With its twin parallel lines of Qiqi’s and Ze’s adventures, this one is his most schematic yet, and for anyone looking for auteurist touches beneath its mainstream front it’s notable how it’s constructed around the figure “three”. The film is in three distinct acts, is grounded in the idea of a third person entering a relationship, is set during three days prior to a wedding, and frequently flashes back “three hours earlier”. On a less auteurist note, it’s probably the first movie to feature a special thanks to a well-known luxury condom in its end titles.
China-born, Hong Kong-based pseudo-model Zhou is way better here than in her previous Vampire Warriors 僵尸新战士 (2010) and brings a touch of trashiness to Qiqi that makes her character’s fling believable. But it’s relative newcomer Yang Ziyao 杨梓瑶, a Hong Kong model so far celebrated only for the size of her breasts, who’s the discovery of the film, making goodtime girl Baobao into a likeable and touching figure: her farewell to Ze is so well played that Ye even shows it twice. The men are considerably weaker, with Taiwan model Shen Zhiming 沈志明 not much more than a pin-up as Qiqi’s fling and Hong Kong’s Luo Zhongqian 罗仲谦 (See You in You Tube 爱斗大, 2008) only a notch or so better as Ze. Supporting performances as the leads’ best friends are lively, in typical rom-com vein, and on a technical level the film is smooth without being glossy.
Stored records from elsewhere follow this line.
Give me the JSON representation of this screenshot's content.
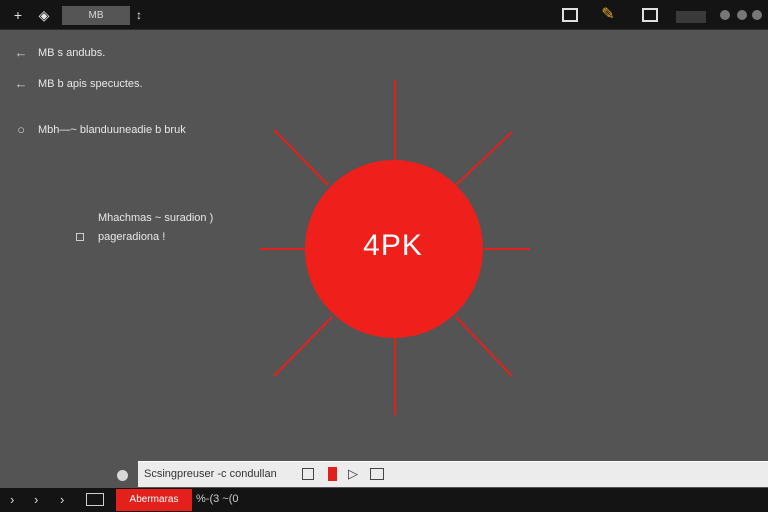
{
  "colors": {
    "accent": "#e3201c",
    "background": "#545454",
    "bar": "#141414"
  },
  "topbar": {
    "icons_left": [
      {
        "name": "plus-icon",
        "glyph": "+"
      },
      {
        "name": "diamond-icon",
        "glyph": "◈"
      }
    ],
    "tab_label": "MB",
    "tab_arrow_glyph": "↕",
    "icons_right": [
      {
        "name": "window-icon",
        "glyph": "▣"
      },
      {
        "name": "pencil-icon",
        "glyph": "✎"
      },
      {
        "name": "edit-box-icon",
        "glyph": "✐"
      }
    ]
  },
  "left_list": [
    {
      "glyph": "←",
      "icon": "back-arrow-icon",
      "label": "MB s andubs."
    },
    {
      "glyph": "←",
      "icon": "back-arrow-icon",
      "label": "MB b apis specuctes."
    },
    {
      "glyph": "○",
      "icon": "circle-icon",
      "label": "Mbh—~ blanduuneadie b bruk"
    }
  ],
  "note": {
    "line1": "Mhachmas ~ suradion )",
    "line2": "pageradiona !"
  },
  "badge": {
    "label": "4PK",
    "color": "#ef1f1c"
  },
  "bottom_toolbar": {
    "text": "Scsingpreuser -c condullan",
    "play_glyph": "▷"
  },
  "bottom_bar": {
    "arrows": [
      "›",
      "›",
      "›"
    ],
    "red_label": "Abermaras",
    "trail_text": "%-(3 ~(0"
  }
}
The Chinese title literally means “Testing Love Before Marriage”.
Presented by Mega-Vision Pictures (HK). Produced by Mega-Vision Pictures (HK).
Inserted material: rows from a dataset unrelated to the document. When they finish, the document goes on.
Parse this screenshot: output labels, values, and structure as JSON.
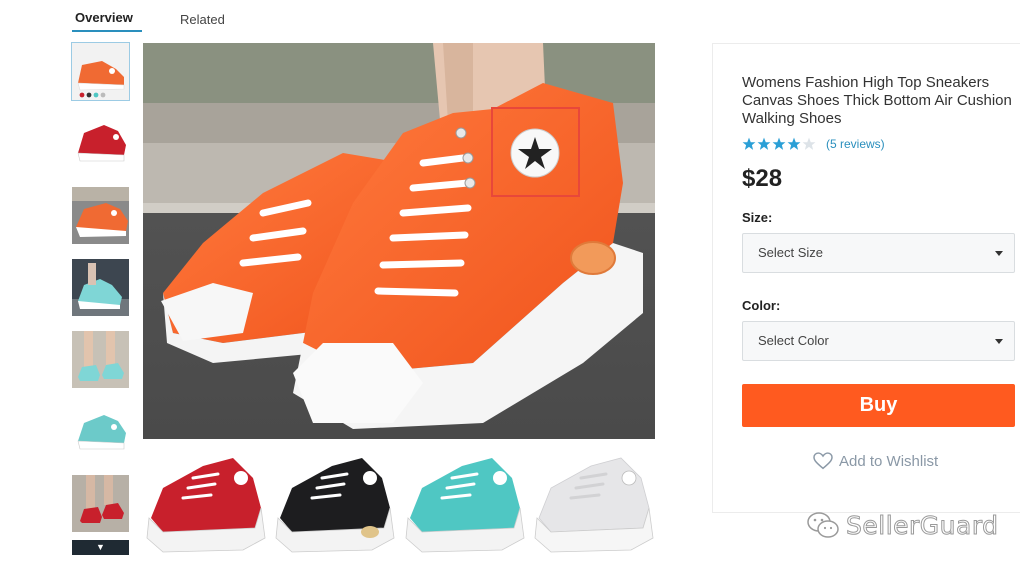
{
  "tabs": [
    {
      "label": "Overview",
      "active": true
    },
    {
      "label": "Related",
      "active": false
    }
  ],
  "thumbnails": [
    {
      "color": "orange"
    },
    {
      "color": "red"
    },
    {
      "color": "orange"
    },
    {
      "color": "teal"
    },
    {
      "color": "teal"
    },
    {
      "color": "teal"
    },
    {
      "color": "red"
    }
  ],
  "thumbnail_scroll_icon": "chevron-down-icon",
  "thumbnail_scroll_glyph": "▼",
  "main_image": {
    "color": "orange",
    "highlight_color": "#e8473a"
  },
  "variants": [
    {
      "color": "red",
      "hex": "#c8202c"
    },
    {
      "color": "black",
      "hex": "#1d1d1f"
    },
    {
      "color": "teal",
      "hex": "#4fc7c3"
    },
    {
      "color": "white",
      "hex": "#e6e6e8"
    }
  ],
  "product": {
    "title": "Womens Fashion High Top Sneakers Canvas Shoes Thick Bottom Air Cushion Walking Shoes",
    "rating": 4,
    "rating_max": 5,
    "reviews_label": "(5 reviews)",
    "price": "$28"
  },
  "size": {
    "label": "Size:",
    "placeholder": "Select Size"
  },
  "color": {
    "label": "Color:",
    "placeholder": "Select Color"
  },
  "buy_label": "Buy",
  "wishlist_label": "Add to Wishlist",
  "watermark": {
    "text": "SellerGuard",
    "icon": "wechat-icon"
  },
  "colors": {
    "accent": "#2a8fbd",
    "buy": "#ff5a1f",
    "star": "#2a9fd6",
    "star_empty": "#dde3e8"
  }
}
Script: Ye Nianchen [Patrick Kong]. Photography: Zheng Zhijian. Editing: Li Dongquan [Wenders Li], Mo Wenhao. Music: Deng Zhiwei, Zhuang Dongxin. Art direction: Mo Shaozong [Alex Mok]. Costumes: Zhang Fangdi. Sound: Mai Zhi’an, Yuan Dingye, Zeng Jingxiang [Kinson Tsang].
Cast: Zhou Xiuna [Chrissie Chau] (Qiqi/Kiki), Luo Zhongqian (Ze/Jerry), Yang Ziyao (Baobao), Shen Zhiming (Jack), Zhuang Simin (Xue’er/Cherryl), Hong Tianming (Qiang), Fang Haowen (Meng/Mon), Jin Gang [King Kong] (De/Ted), Mai Changqing (hotel manager), Chen Jiabao (Ann), Lu Songzhi (Shan/Sandy), Gill Mohinderpaul Singh (Indian gangster), Chen Liyun (Baobao’s grandmother), Luo Tianchi (Jack’s friend), Dai Yaoming (conned customer), Li Shahua, Guan Jiamin (hotel guests).
Release: Hong Kong, 23 Dec 2010.
(Review originally published on Film Business Asia, 8 Apr 2011.)